*** Dataset content ***
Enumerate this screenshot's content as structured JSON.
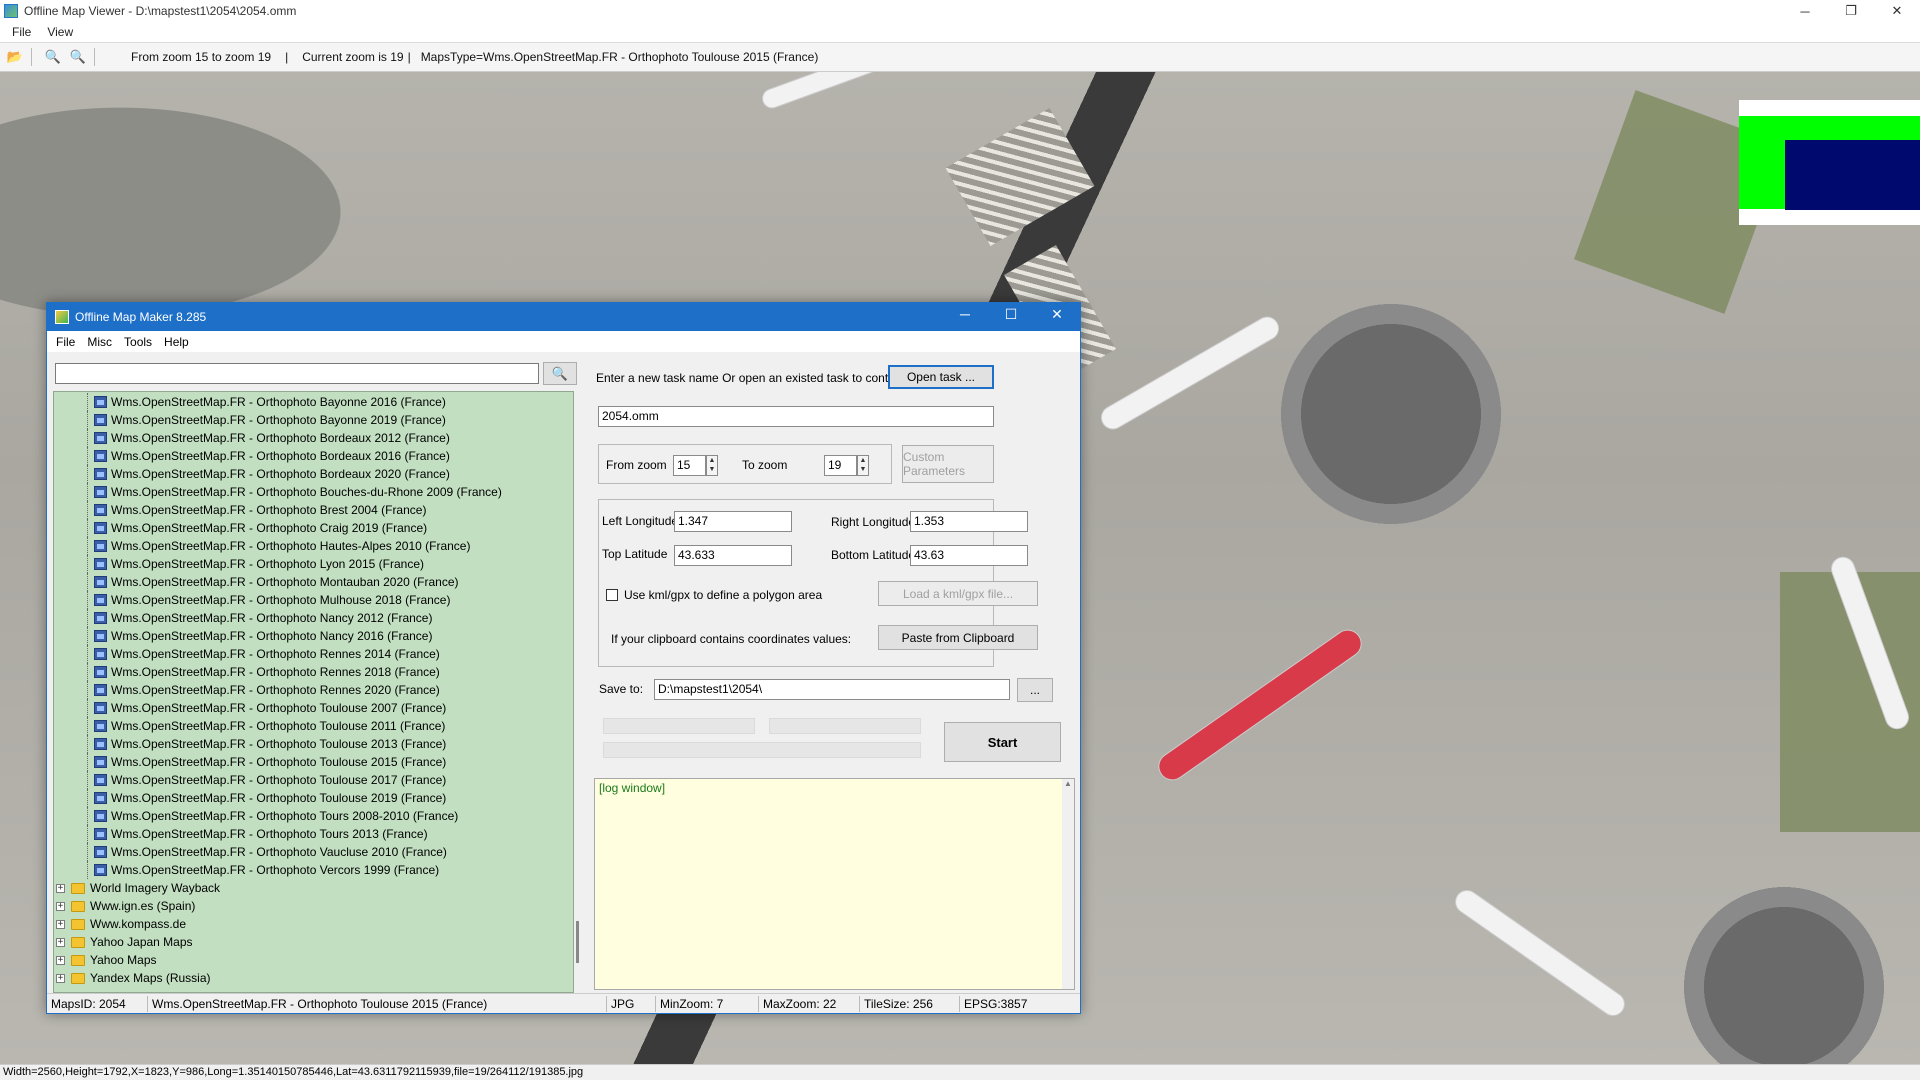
{
  "viewer": {
    "title": "Offline Map Viewer - D:\\mapstest1\\2054\\2054.omm",
    "menu": [
      "File",
      "View"
    ],
    "toolbar": {
      "zoom_range": "From zoom 15 to zoom 19",
      "current_zoom": "Current zoom is 19",
      "maps_type": "MapsType=Wms.OpenStreetMap.FR - Orthophoto Toulouse 2015 (France)"
    },
    "statusbar": "Width=2560,Height=1792,X=1823,Y=986,Long=1.35140150785446,Lat=43.6311792115939,file=19/264112/191385.jpg",
    "indicator_colors": {
      "outer": "#00ff00",
      "inner": "#000a6e"
    }
  },
  "maker": {
    "title": "Offline Map Maker 8.285",
    "menu": [
      "File",
      "Misc",
      "Tools",
      "Help"
    ],
    "search_value": "",
    "tree_leaves": [
      "Wms.OpenStreetMap.FR - Orthophoto Bayonne 2016 (France)",
      "Wms.OpenStreetMap.FR - Orthophoto Bayonne 2019 (France)",
      "Wms.OpenStreetMap.FR - Orthophoto Bordeaux 2012 (France)",
      "Wms.OpenStreetMap.FR - Orthophoto Bordeaux 2016 (France)",
      "Wms.OpenStreetMap.FR - Orthophoto Bordeaux 2020 (France)",
      "Wms.OpenStreetMap.FR - Orthophoto Bouches-du-Rhone 2009 (France)",
      "Wms.OpenStreetMap.FR - Orthophoto Brest 2004 (France)",
      "Wms.OpenStreetMap.FR - Orthophoto Craig 2019 (France)",
      "Wms.OpenStreetMap.FR - Orthophoto Hautes-Alpes 2010 (France)",
      "Wms.OpenStreetMap.FR - Orthophoto Lyon 2015 (France)",
      "Wms.OpenStreetMap.FR - Orthophoto Montauban 2020 (France)",
      "Wms.OpenStreetMap.FR - Orthophoto Mulhouse 2018 (France)",
      "Wms.OpenStreetMap.FR - Orthophoto Nancy 2012 (France)",
      "Wms.OpenStreetMap.FR - Orthophoto Nancy 2016 (France)",
      "Wms.OpenStreetMap.FR - Orthophoto Rennes 2014 (France)",
      "Wms.OpenStreetMap.FR - Orthophoto Rennes 2018 (France)",
      "Wms.OpenStreetMap.FR - Orthophoto Rennes 2020 (France)",
      "Wms.OpenStreetMap.FR - Orthophoto Toulouse 2007 (France)",
      "Wms.OpenStreetMap.FR - Orthophoto Toulouse 2011 (France)",
      "Wms.OpenStreetMap.FR - Orthophoto Toulouse 2013 (France)",
      "Wms.OpenStreetMap.FR - Orthophoto Toulouse 2015 (France)",
      "Wms.OpenStreetMap.FR - Orthophoto Toulouse 2017 (France)",
      "Wms.OpenStreetMap.FR - Orthophoto Toulouse 2019 (France)",
      "Wms.OpenStreetMap.FR - Orthophoto Tours 2008-2010 (France)",
      "Wms.OpenStreetMap.FR - Orthophoto Tours 2013 (France)",
      "Wms.OpenStreetMap.FR - Orthophoto Vaucluse 2010 (France)",
      "Wms.OpenStreetMap.FR - Orthophoto Vercors 1999 (France)"
    ],
    "tree_folders": [
      "World Imagery Wayback",
      "Www.ign.es (Spain)",
      "Www.kompass.de",
      "Yahoo Japan Maps",
      "Yahoo Maps",
      "Yandex Maps (Russia)"
    ],
    "task_prompt": "Enter a new task name Or open an existed task to continue:",
    "open_task_label": "Open task ...",
    "task_name": "2054.omm",
    "from_zoom_label": "From zoom",
    "from_zoom": "15",
    "to_zoom_label": "To zoom",
    "to_zoom": "19",
    "custom_params_label": "Custom Parameters",
    "left_lon_label": "Left Longitude",
    "left_lon": "1.347",
    "right_lon_label": "Right Longitude",
    "right_lon": "1.353",
    "top_lat_label": "Top Latitude",
    "top_lat": "43.633",
    "bottom_lat_label": "Bottom Latitude",
    "bottom_lat": "43.63",
    "kml_checkbox_label": "Use kml/gpx to define a polygon area",
    "kml_checked": false,
    "load_kml_label": "Load a kml/gpx file...",
    "clipboard_prompt": "If your clipboard contains coordinates values:",
    "paste_label": "Paste from Clipboard",
    "save_to_label": "Save to:",
    "save_to": "D:\\mapstest1\\2054\\",
    "browse_label": "...",
    "start_label": "Start",
    "log_text": "[log window]",
    "status": {
      "maps_id": "MapsID: 2054",
      "map_name": "Wms.OpenStreetMap.FR - Orthophoto Toulouse 2015 (France)",
      "format": "JPG",
      "min_zoom": "MinZoom: 7",
      "max_zoom": "MaxZoom: 22",
      "tile_size": "TileSize: 256",
      "epsg": "EPSG:3857"
    }
  }
}
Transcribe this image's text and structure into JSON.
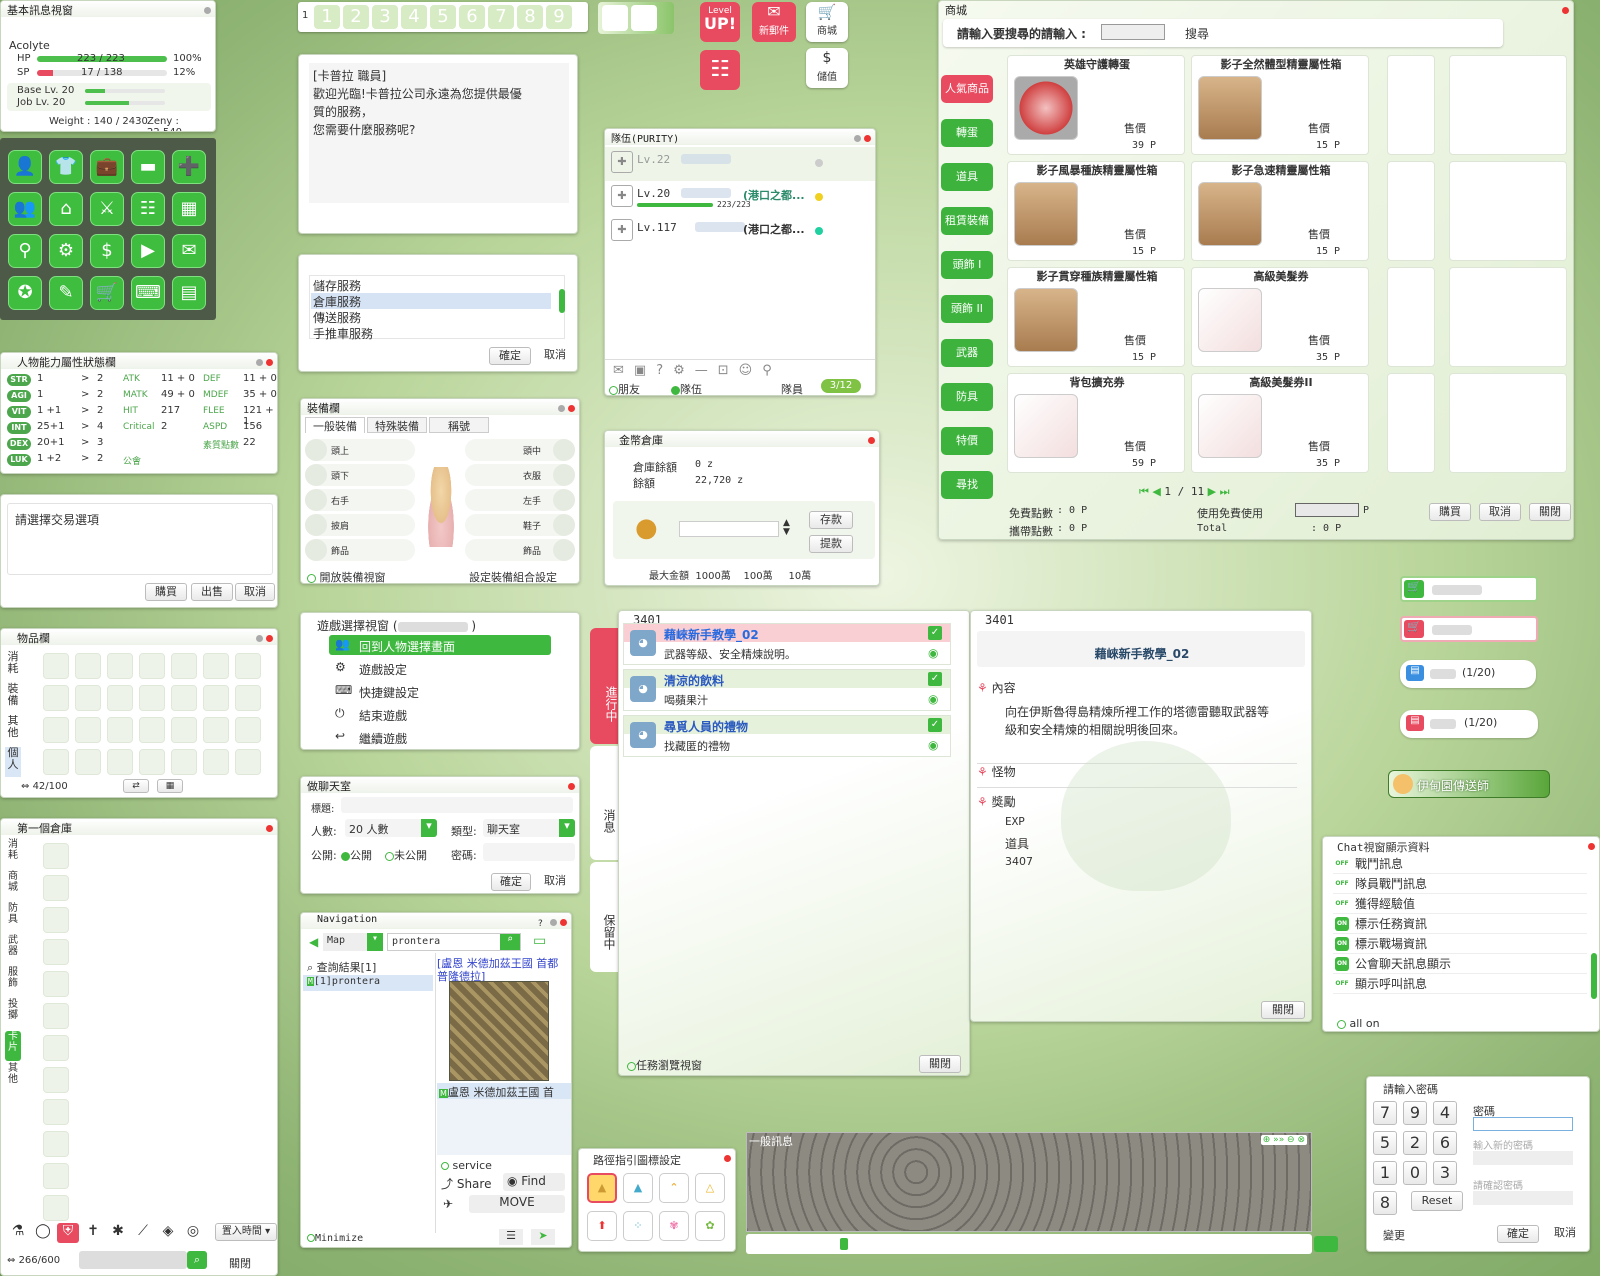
{
  "basic": {
    "title": "基本訊息視窗",
    "job": "Acolyte",
    "hp_label": "HP",
    "hp_value": "223  /  223",
    "hp_pct": "100%",
    "hp_fill": 1.0,
    "sp_label": "SP",
    "sp_value": "17  /  138",
    "sp_pct": "12%",
    "sp_fill": 0.12,
    "base_lv": "Base Lv. 20",
    "job_lv": "Job Lv. 20",
    "weight": "Weight : 140 / 2430",
    "zeny": "Zeny : 22,540"
  },
  "icon_grid": [
    "person-icon",
    "shirt-icon",
    "briefcase-icon",
    "book-icon",
    "add-person-icon",
    "group-icon",
    "home-icon",
    "sword-icon",
    "clipboard-icon",
    "map-icon",
    "pin-icon",
    "gear-icon",
    "dollar-icon",
    "video-icon",
    "mail-icon",
    "medal-icon",
    "chat-icon",
    "cart-icon",
    "keyboard-icon",
    "calendar-icon"
  ],
  "stats": {
    "title": "人物能力屬性狀態欄",
    "rows": [
      {
        "name": "STR",
        "base": "1",
        "arrow": ">",
        "cost": "2",
        "k1": "ATK",
        "v1": "11 + 0",
        "k2": "DEF",
        "v2": "11 + 0"
      },
      {
        "name": "AGI",
        "base": "1",
        "arrow": ">",
        "cost": "2",
        "k1": "MATK",
        "v1": "49 + 0",
        "k2": "MDEF",
        "v2": "35 + 0"
      },
      {
        "name": "VIT",
        "base": "1  +1",
        "arrow": ">",
        "cost": "2",
        "k1": "HIT",
        "v1": "217",
        "k2": "FLEE",
        "v2": "121 + 1"
      },
      {
        "name": "INT",
        "base": "25+1",
        "arrow": ">",
        "cost": "4",
        "k1": "Critical",
        "v1": "2",
        "k2": "ASPD",
        "v2": "156"
      },
      {
        "name": "DEX",
        "base": "20+1",
        "arrow": ">",
        "cost": "3",
        "k1": "",
        "v1": "",
        "k2": "素質點數",
        "v2": "22"
      },
      {
        "name": "LUK",
        "base": "1  +2",
        "arrow": ">",
        "cost": "2",
        "k1": "公會",
        "v1": "",
        "k2": "",
        "v2": ""
      }
    ]
  },
  "trade": {
    "prompt": "請選擇交易選項",
    "buy": "購買",
    "sell": "出售",
    "cancel": "取消"
  },
  "inventory": {
    "title": "物品欄",
    "tabs": [
      "消耗",
      "裝備",
      "其他",
      "個人"
    ],
    "count": "42/100"
  },
  "storage": {
    "title": "第一個倉庫",
    "tabs": [
      "消耗",
      "商城",
      "防具",
      "武器",
      "服飾",
      "投擲",
      "卡片",
      "其他"
    ],
    "count": "266/600",
    "sort": "置入時間",
    "close": "關閉"
  },
  "hotbar": {
    "row": "1",
    "slots": [
      "1",
      "2",
      "3",
      "4",
      "5",
      "6",
      "7",
      "8",
      "9"
    ]
  },
  "top_icons": {
    "levelup_small": "Level",
    "levelup_big": "UP!",
    "mail": "新郵件",
    "shop": "商城",
    "deposit": "儲值"
  },
  "npc": {
    "speaker": "[卡普拉 職員]",
    "lines": [
      "歡迎光臨!卡普拉公司永遠為您提供最優",
      "質的服務，",
      "您需要什麼服務呢?"
    ]
  },
  "service": {
    "options": [
      "儲存服務",
      "倉庫服務",
      "傳送服務",
      "手推車服務"
    ],
    "ok": "確定",
    "cancel": "取消"
  },
  "equip": {
    "title": "裝備欄",
    "tabs": [
      "一般裝備",
      "特殊裝備",
      "稱號"
    ],
    "left": [
      "頭上",
      "頭下",
      "右手",
      "披肩",
      "飾品"
    ],
    "right": [
      "頭中",
      "衣服",
      "左手",
      "鞋子",
      "飾品"
    ],
    "open_view": "開放裝備視窗",
    "set_combo": "設定裝備組合設定"
  },
  "game_menu": {
    "title": "遊戲選擇視窗 (",
    "items": [
      "回到人物選擇畫面",
      "遊戲設定",
      "快捷鍵設定",
      "結束遊戲",
      "繼續遊戲"
    ]
  },
  "chat_room": {
    "title": "做聊天室",
    "label_title": "標題:",
    "label_people": "人數:",
    "people": "20 人數",
    "label_type": "類型:",
    "type": "聊天室",
    "label_public": "公開:",
    "public": "公開",
    "private": "未公開",
    "label_pw": "密碼:",
    "ok": "確定",
    "cancel": "取消"
  },
  "nav": {
    "title": "Navigation",
    "mode": "Map",
    "query": "prontera",
    "results": "查詢結果[1]",
    "result_item": "[1]prontera",
    "map_title": "[盧恩 米德加茲王國 首都 普隆德拉]",
    "map_caption": "盧恩 米德加茲王國 首",
    "service": "service",
    "share": "Share",
    "find": "Find",
    "move": "MOVE",
    "minimize": "Minimize"
  },
  "party": {
    "title": "隊伍(PURITY)",
    "members": [
      {
        "lv": "Lv.22",
        "loc": ""
      },
      {
        "lv": "Lv.20",
        "loc": "(港口之都...",
        "hp": "223/223"
      },
      {
        "lv": "Lv.117",
        "loc": "(港口之都..."
      }
    ],
    "friends": "朋友",
    "party_tab": "隊伍",
    "members_label": "隊員",
    "count": "3/12"
  },
  "coin": {
    "title": "金幣倉庫",
    "storage_label": "倉庫餘額",
    "storage_val": "0 z",
    "balance_label": "餘額",
    "balance_val": "22,720 z",
    "deposit": "存款",
    "withdraw": "提款",
    "max_label": "最大金額",
    "m1": "1000萬",
    "m2": "100萬",
    "m3": "10萬"
  },
  "cashshop": {
    "title": "商城",
    "search_label": "請輸入要搜尋的請輸入 :",
    "search_btn": "搜尋",
    "cats": [
      "人氣商品",
      "轉蛋",
      "道具",
      "租賃裝備",
      "頭飾 I",
      "頭飾 II",
      "武器",
      "防具",
      "特價",
      "尋找"
    ],
    "items": [
      {
        "name": "英雄守護轉蛋",
        "price": "39 P",
        "icon": "shield-icon"
      },
      {
        "name": "影子全然體型精靈屬性箱",
        "price": "15 P",
        "icon": "box-icon"
      },
      {
        "name": "影子風暴種族精靈屬性箱",
        "price": "15 P",
        "icon": "box-icon"
      },
      {
        "name": "影子急速精靈屬性箱",
        "price": "15 P",
        "icon": "box-icon"
      },
      {
        "name": "影子貫穿種族精靈屬性箱",
        "price": "15 P",
        "icon": "box-icon"
      },
      {
        "name": "高級美髮券",
        "price": "35 P",
        "icon": "ticket-icon"
      },
      {
        "name": "背包擴充券",
        "price": "59 P",
        "icon": "ticket-icon"
      },
      {
        "name": "高級美髮券II",
        "price": "35 P",
        "icon": "ticket-icon"
      }
    ],
    "price_label": "售價",
    "page": "1 / 11",
    "free_label": "免費點數",
    "free_val": ": 0 P",
    "carry_label": "攜帶點數",
    "carry_val": ": 0 P",
    "use_free": "使用免費使用",
    "p": "P",
    "total": "Total",
    "total_val": ":          0 P",
    "buy": "購買",
    "cancel": "取消",
    "close": "關閉"
  },
  "quest": {
    "id": "3401",
    "tabs": [
      "進行中",
      "消息",
      "保留中"
    ],
    "items": [
      {
        "name": "藉崍新手教學_02",
        "desc": "武器等級、安全精煉說明。"
      },
      {
        "name": "清涼的飲料",
        "desc": "喝蘋果汁"
      },
      {
        "name": "尋覓人員的禮物",
        "desc": "找藏匿的禮物"
      }
    ],
    "view": "任務瀏覽視窗",
    "close": "關閉"
  },
  "quest_detail": {
    "id": "3401",
    "name": "藉崍新手教學_02",
    "content_label": "內容",
    "content": [
      "向在伊斯魯得島精煉所裡工作的塔德雷聽取武器等",
      "級和安全精煉的相關說明後回來。"
    ],
    "monster": "怪物",
    "reward": "獎勵",
    "exp": "EXP",
    "item": "道具",
    "item_id": "3407",
    "close": "關閉"
  },
  "vend": {
    "b3": "(1/20)",
    "b4": "(1/20)",
    "warp": "伊甸園傳送師"
  },
  "chat_cfg": {
    "title": "Chat視窗顯示資料",
    "rows": [
      {
        "s": "OFF",
        "t": "戰鬥訊息"
      },
      {
        "s": "OFF",
        "t": "隊員戰鬥訊息"
      },
      {
        "s": "OFF",
        "t": "獲得經驗值"
      },
      {
        "s": "ON",
        "t": "標示任務資訊"
      },
      {
        "s": "ON",
        "t": "標示戰場資訊"
      },
      {
        "s": "ON",
        "t": "公會聊天訊息顯示"
      },
      {
        "s": "OFF",
        "t": "顯示呼叫訊息"
      }
    ],
    "all_on": "all on"
  },
  "pw": {
    "title": "請輸入密碼",
    "keys": [
      "7",
      "9",
      "4",
      "5",
      "2",
      "6",
      "1",
      "0",
      "3",
      "8"
    ],
    "reset": "Reset",
    "pw_label": "密碼",
    "new_pw": "輸入新的密碼",
    "confirm_pw": "請確認密碼",
    "change": "變更",
    "ok": "確定",
    "cancel": "取消"
  },
  "route": {
    "title": "路徑指引圖標設定"
  },
  "general": {
    "title": "一般訊息"
  },
  "colors": {
    "green": "#3fb83f",
    "red": "#e84a5f",
    "accent": "#4ca64c"
  }
}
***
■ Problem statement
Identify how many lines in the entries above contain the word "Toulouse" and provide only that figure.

■ Problem solution
8